Logan Barbour, PT, DPT

          Tennis elbow is the most common overuse injury of the elbow, and it should be known that only 5% of people that develop tennis elbow actually play tennis! Repetitive stress to the tendons around the outside of the elbow can lead to this disorder. The medical term you may hear is “Lateral Epicondylitis.” People who use one arm repeatedly are most likely to develop this painful condition. Common jobs that stress these tendons include electricians, carpenters, gardeners, and desk job works, amongst many others. Athletes involved in throwing and griping type sports are also at a higher risk of developing tennis elbow. There may be some inflammation present early in the development of tennis elbow, however this typically and progresses into micro-tearing, degeneration, and extra blood vessel growth throughout the tendon, leading to additional pain.

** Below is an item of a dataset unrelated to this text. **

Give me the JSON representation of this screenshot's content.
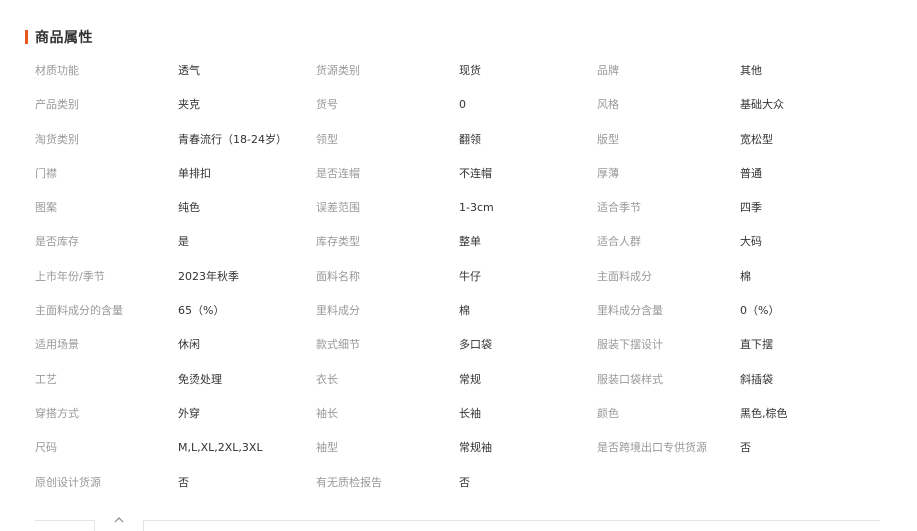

          If you think you may be suffering from this condition, your physical therapist will perform a thorough evaluation to determine if symptoms are most likely a result of true tennis elbow and not stemming from another cause. Once a confident diagnosis has been confirmed, treatment often includes but is not limited to stretching, strengthening, modalities, dry-needling, activity modification, cross-friction massage, and sometimes a counterforce brace may be used. If you have questions or concerns about your elbow pain, be sure to reach out to our Doctors of Physical Therapy so they can help guide you on your way to recovery!